WTSA will host another Donna West workshop in Las Vegas, July 12-13. Donna loves teaching people at the supervisory level. “Supervisors don’t have a lot of educational choices. When they come to one of my two-day workshops they are so excited and just soak up the information. Nothing makes me happier than when I get an email from an attendee letting me know they tried something we talked about and it worked,” Donna said. “I’m looking forward to July’s workshop.”
2017 NAEO Update
The 2017 National Amtelco Equipment Owners (NAEO) Conference took place in San Antonio, Texas, March 12-15. More than 175 NAEO members attended the event. Kevin Beale, Amtelco’s vice president for software, research and development, presented “What’s New with Genesis—Simplify and Grow!” on Monday. This session shared updates about the Genesis Intelligent Series, MergeComm, miSecureMessages 6.5, and miTeamWeb developments. On Tuesday Greg Beale, Amtelco’s vice president for customer service, and Jody Laluzerne, customer service supervisor shared the best practices for maintaining the Infinity IS, Infinity system, and peripherals. Kevin Beale and Pat Dye hosted a question-and-answer session on the final day.
Amtelco Announces Enhancements to miTeamWeb Application
MiTeamWeb is a mobile-friendly Web application that extends the functionality of Amtelco’s suite of Intelligent Series (IS) call center applications across the enterprise and to handheld devices using a Web browser. The widget-based miTeamWeb screen provides access to status, messages, directories, on-call schedules, call log monitoring, and reporting in one convenient package for both desktop computer and mobile device users. Users can view and update their status, view and send messages, view directory information, and view and administer on-call schedules. With miTeamWeb, users are able to contact other users via a range of methods, including email, miSecureMessages, SMS text messaging, pager, fax, and Vocera messaging.
Send us your TAS articles and news for consideration in the next issue.
Quotes for the Month
“One of the oldest human needs is having someone to wonder where you are when you don’t come home at night.” -Margaret Mead

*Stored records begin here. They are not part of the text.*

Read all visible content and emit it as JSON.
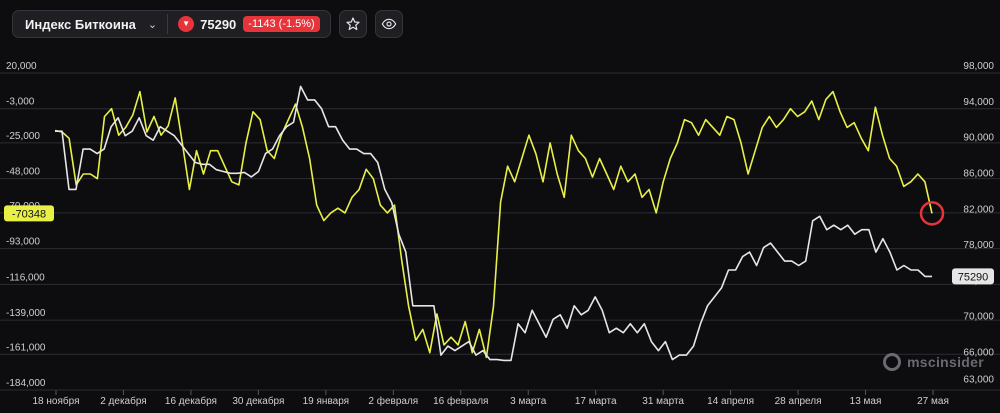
{
  "header": {
    "index_name": "Индекс Биткоина",
    "price": "75290",
    "change": "-1143 (-1.5%)"
  },
  "watermark": "mscinsider",
  "colors": {
    "yellow": "#e8f046",
    "white": "#e6e6e6",
    "red": "#e5353b",
    "grid": "#2c2c32"
  },
  "chart_data": {
    "type": "line",
    "x_labels": [
      "18 ноября",
      "2 декабря",
      "16 декабря",
      "30 декабря",
      "19 января",
      "2 февраля",
      "16 февраля",
      "3 марта",
      "17 марта",
      "31 марта",
      "14 апреля",
      "28 апреля",
      "13 мая",
      "27 мая"
    ],
    "left_axis": {
      "ticks": [
        "20,000",
        "-3,000",
        "-25,000",
        "-48,000",
        "-70,000",
        "-93,000",
        "-116,000",
        "-139,000",
        "-161,000",
        "-184,000"
      ],
      "min": -184000,
      "max": 20000
    },
    "right_axis": {
      "ticks": [
        "98,000",
        "94,000",
        "90,000",
        "86,000",
        "82,000",
        "78,000",
        "74,000",
        "70,000",
        "66,000",
        "63,000"
      ],
      "min": 62600,
      "max": 98000
    },
    "left_marker": "-70348",
    "right_marker": "75290",
    "series": [
      {
        "axis": "left",
        "color": "#e8f046",
        "values": [
          -17000,
          -18000,
          -22000,
          -52000,
          -45000,
          -45000,
          -48000,
          -8000,
          -3000,
          -20000,
          -15000,
          -7000,
          8000,
          -18000,
          -8000,
          -20000,
          -14000,
          4000,
          -25000,
          -55000,
          -30000,
          -45000,
          -30000,
          -30000,
          -40000,
          -50000,
          -52000,
          -25000,
          -5000,
          -10000,
          -30000,
          -35000,
          -20000,
          -10000,
          0,
          -15000,
          -35000,
          -65000,
          -75000,
          -70000,
          -67000,
          -70000,
          -60000,
          -55000,
          -42000,
          -48000,
          -65000,
          -70000,
          -65000,
          -100000,
          -130000,
          -152000,
          -145000,
          -160000,
          -135000,
          -155000,
          -150000,
          -155000,
          -140000,
          -160000,
          -145000,
          -163000,
          -130000,
          -63000,
          -40000,
          -50000,
          -35000,
          -20000,
          -32000,
          -50000,
          -25000,
          -45000,
          -60000,
          -20000,
          -30000,
          -35000,
          -47000,
          -35000,
          -45000,
          -55000,
          -40000,
          -50000,
          -45000,
          -60000,
          -55000,
          -70000,
          -50000,
          -35000,
          -25000,
          -10000,
          -12000,
          -20000,
          -10000,
          -15000,
          -20000,
          -8000,
          -10000,
          -25000,
          -45000,
          -30000,
          -15000,
          -8000,
          -15000,
          -10000,
          -3000,
          -8000,
          -5000,
          2000,
          -10000,
          3000,
          8000,
          -5000,
          -15000,
          -12000,
          -22000,
          -30000,
          -2000,
          -20000,
          -35000,
          -40000,
          -53000,
          -50000,
          -45000,
          -50000,
          -70348
        ]
      },
      {
        "axis": "right",
        "color": "#e6e6e6",
        "values": [
          91500,
          91500,
          85000,
          85000,
          89500,
          89500,
          89000,
          89500,
          92000,
          93000,
          91000,
          91500,
          93000,
          91000,
          90500,
          92000,
          91500,
          91000,
          90000,
          89000,
          88000,
          87800,
          87800,
          87200,
          87000,
          86800,
          86800,
          86900,
          86400,
          87000,
          89000,
          89500,
          91000,
          92000,
          92500,
          96500,
          95000,
          95000,
          94000,
          92000,
          92000,
          90500,
          89500,
          89500,
          89000,
          89000,
          88000,
          85000,
          83500,
          80000,
          78000,
          72000,
          72000,
          72000,
          72000,
          66500,
          67500,
          67000,
          67500,
          68000,
          66500,
          67000,
          66000,
          66000,
          65900,
          65900,
          70000,
          69000,
          71500,
          70000,
          68500,
          70500,
          71000,
          69500,
          72000,
          71000,
          71500,
          73000,
          71500,
          69000,
          69500,
          69000,
          70000,
          69000,
          70000,
          68000,
          67000,
          68000,
          66000,
          66500,
          66500,
          67500,
          70000,
          72000,
          73000,
          74000,
          76000,
          76000,
          77500,
          78000,
          76500,
          78500,
          79000,
          78000,
          77000,
          77000,
          76500,
          77000,
          81500,
          82000,
          80500,
          81000,
          80500,
          81000,
          80000,
          80500,
          80500,
          78000,
          79500,
          78000,
          76000,
          76500,
          76000,
          76000,
          75290,
          75290
        ]
      }
    ]
  }
}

“Realize deeply that the present moment is all you ever have.” -Eckhart Tolle
“The math professor went crazy with the blackboard. He did a number on it.” -unknown